Governor I.G. Patel was not in
favor of this exercise. According to him, some people in the Janata coalition
in the government saw demonetization as a measure specifically targeted
against the allegedly ‘corrupt’ predecessor governments or government
leaders. Patel recalled in his book, Glimpses of Indian Economic Policy:
An Insider’s View, that when Finance Minister H.M. Patel informed him
about the decision to demonetize high denomination notes, he had pointed
such an exercise seldom produces striking results. Most people
who accept illegal gratification or are otherwise the recipients
of black money do not keep their ill-gotten earnings in the form
of currency for long. The idea that black money or wealth is
held in the form of notes tucked away in suit cases or pillow
cases is naïve. And in any case, even those who are caught napping—

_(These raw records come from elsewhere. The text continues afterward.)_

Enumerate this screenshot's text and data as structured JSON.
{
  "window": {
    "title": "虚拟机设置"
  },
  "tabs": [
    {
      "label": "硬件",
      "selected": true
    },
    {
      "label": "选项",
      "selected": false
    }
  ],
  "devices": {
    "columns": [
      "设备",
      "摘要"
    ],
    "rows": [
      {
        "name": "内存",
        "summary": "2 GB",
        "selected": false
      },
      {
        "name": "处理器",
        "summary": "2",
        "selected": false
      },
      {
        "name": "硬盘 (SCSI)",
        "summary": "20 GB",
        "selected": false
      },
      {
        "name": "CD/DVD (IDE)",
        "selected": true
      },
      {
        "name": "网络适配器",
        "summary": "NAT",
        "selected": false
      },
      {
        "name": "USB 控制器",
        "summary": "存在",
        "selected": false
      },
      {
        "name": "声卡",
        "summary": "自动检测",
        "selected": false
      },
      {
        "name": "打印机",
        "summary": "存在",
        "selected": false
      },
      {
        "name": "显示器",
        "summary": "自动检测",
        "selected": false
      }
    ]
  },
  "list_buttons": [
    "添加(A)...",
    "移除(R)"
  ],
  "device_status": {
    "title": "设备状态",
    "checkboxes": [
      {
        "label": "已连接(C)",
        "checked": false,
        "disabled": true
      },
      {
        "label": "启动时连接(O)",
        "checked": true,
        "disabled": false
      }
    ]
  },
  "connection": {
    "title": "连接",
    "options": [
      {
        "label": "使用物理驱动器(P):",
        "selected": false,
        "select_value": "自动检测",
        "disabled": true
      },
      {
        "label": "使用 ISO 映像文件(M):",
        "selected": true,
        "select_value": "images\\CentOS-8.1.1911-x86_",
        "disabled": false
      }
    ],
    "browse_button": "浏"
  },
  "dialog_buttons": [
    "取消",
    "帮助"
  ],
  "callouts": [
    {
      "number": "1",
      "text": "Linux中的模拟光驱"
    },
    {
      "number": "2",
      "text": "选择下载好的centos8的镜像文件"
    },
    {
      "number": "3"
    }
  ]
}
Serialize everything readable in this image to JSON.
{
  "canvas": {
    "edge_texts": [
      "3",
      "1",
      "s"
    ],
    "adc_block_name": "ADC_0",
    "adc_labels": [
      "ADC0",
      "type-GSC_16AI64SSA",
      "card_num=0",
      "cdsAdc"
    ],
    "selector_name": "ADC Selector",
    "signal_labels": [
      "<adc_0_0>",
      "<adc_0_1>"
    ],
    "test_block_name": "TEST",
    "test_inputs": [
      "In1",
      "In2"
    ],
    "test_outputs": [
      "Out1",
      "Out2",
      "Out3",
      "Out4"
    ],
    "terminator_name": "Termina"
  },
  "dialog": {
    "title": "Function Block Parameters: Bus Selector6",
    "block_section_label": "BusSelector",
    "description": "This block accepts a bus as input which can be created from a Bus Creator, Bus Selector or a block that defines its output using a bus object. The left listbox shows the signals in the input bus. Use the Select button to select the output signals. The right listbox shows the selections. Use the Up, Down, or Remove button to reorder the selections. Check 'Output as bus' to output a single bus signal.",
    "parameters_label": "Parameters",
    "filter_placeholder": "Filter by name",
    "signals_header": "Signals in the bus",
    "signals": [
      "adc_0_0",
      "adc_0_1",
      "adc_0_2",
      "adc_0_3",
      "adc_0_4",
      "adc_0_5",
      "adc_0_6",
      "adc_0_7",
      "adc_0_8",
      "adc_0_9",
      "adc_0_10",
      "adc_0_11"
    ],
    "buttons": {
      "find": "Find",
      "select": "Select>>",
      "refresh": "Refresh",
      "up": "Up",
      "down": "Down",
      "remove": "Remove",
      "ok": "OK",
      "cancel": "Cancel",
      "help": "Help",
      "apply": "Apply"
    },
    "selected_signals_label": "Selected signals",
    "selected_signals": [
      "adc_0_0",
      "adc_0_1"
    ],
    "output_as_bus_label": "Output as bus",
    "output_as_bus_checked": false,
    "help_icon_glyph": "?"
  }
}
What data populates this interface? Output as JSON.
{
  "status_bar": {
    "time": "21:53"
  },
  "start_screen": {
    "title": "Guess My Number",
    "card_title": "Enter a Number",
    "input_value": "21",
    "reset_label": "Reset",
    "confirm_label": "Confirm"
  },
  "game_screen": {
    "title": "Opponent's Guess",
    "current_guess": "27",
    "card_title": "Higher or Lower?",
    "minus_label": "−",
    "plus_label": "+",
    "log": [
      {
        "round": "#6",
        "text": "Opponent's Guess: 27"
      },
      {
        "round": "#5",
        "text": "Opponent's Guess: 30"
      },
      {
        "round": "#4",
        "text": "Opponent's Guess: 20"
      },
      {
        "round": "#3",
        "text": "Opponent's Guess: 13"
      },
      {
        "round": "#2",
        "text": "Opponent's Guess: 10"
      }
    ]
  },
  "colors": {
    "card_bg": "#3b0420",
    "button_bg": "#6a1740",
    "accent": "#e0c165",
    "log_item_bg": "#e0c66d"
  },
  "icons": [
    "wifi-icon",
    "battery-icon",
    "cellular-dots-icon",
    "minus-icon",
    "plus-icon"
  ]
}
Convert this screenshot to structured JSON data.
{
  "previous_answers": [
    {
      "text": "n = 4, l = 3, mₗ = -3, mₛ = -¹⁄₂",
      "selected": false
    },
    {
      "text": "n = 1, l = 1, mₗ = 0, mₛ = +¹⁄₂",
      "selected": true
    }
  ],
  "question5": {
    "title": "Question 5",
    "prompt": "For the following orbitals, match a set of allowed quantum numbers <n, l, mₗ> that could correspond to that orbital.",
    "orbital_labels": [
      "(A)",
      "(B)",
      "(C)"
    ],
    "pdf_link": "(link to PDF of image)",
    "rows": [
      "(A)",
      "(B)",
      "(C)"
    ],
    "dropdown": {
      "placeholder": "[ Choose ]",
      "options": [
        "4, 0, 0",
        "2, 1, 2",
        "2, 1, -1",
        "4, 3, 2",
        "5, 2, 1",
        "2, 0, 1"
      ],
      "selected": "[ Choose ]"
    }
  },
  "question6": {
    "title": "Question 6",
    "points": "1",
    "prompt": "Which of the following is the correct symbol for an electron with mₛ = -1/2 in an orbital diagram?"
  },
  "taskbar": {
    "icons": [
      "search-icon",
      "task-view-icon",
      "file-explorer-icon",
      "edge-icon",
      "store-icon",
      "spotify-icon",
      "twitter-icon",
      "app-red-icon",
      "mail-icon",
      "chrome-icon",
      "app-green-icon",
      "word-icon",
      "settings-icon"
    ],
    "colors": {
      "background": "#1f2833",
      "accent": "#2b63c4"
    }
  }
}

or waiting—will have the chance to convert the notes
through paid agents as some provision has to be made to convert
at par notes tendered in small amounts for which explanations
cannot be reasonably sought. But the gesture had to be
made, and produced much work and little gain. (p. 159)
What were the gains from the exercise?
Well, this time currency actually rose! Leave conversion or demon, this was cumulation (for lack of better word!):
|In Rs crore||Notes and Coins below Rs 10||Rs. 10 Notes||Rs. 20 Notes||Rs. 50 Notes||Rs. 100 Notes||Rs. 1000 Notes||Rs. 5000 Notes||Rs. 10000 Notes||Total|
So, around 73.1 crore was the demonetised amount (Rs 1000 + 5000 + 10000) in 1977-78. Compared to this, 1067 crores were added by Rs 100 alone and the rest of the smaller denoms made up another 650 crores. So, it did not destroy any money stock at all. In 1946, atleast some bit was destroyed. The amount of denoms were also much smaller than seen in 1946 (which is a puzzle!).
This was because Rs 10,000 was barely used. Its volumes were also highly volatile dipping to lows and then rising a bit. This was because of rumors that the currency is going to be demoned:
|Rs. 1000 Notes||Rs. 5000 Notes||Rs. 10000 Notes||Total High Denom||Total Currecny in Circ||HD as % of otal Currency|
What were the reactions back then? Econs had already sen not much impact:
On the day following demonetization, two noted economists, Professor
C.N. Vakil and Dr P.R. Brahmananda, expressed the view that the measure
would not have any enduring effect on money supply, prices of necessities
and problems like low savings, acute poverty, unemployment and industrial
relations, as the high denomination currency notes formed only a small
proportion of the total money supply. They were the authors of the memorandum
titled ‘Semibombla’ submitted to the union government for tackling
the inflationary situation in 1974.
So, there you go.
There are both parallels and differences with 2016 episode.
- Similarities are all three were aimed at curbing black money. Though this time security is an added challenge.
- In the earlier editions. RBI was mostly against the exercise and was proven right. This time it seems RBI has welcomed the idea (though there could be initial differences which will emerge only later). So, will RBI be proven right or wrong given their current view?
- The big difference obviously is the size this time. Previous ones barely impacted common people but this one is huge with 85% of currency out of the system.
- The first demonetization was a case of conversion. Second of cumulation. Third is projected as a demon but is more of a conversion. Will it be a case of demon? Only time will tell…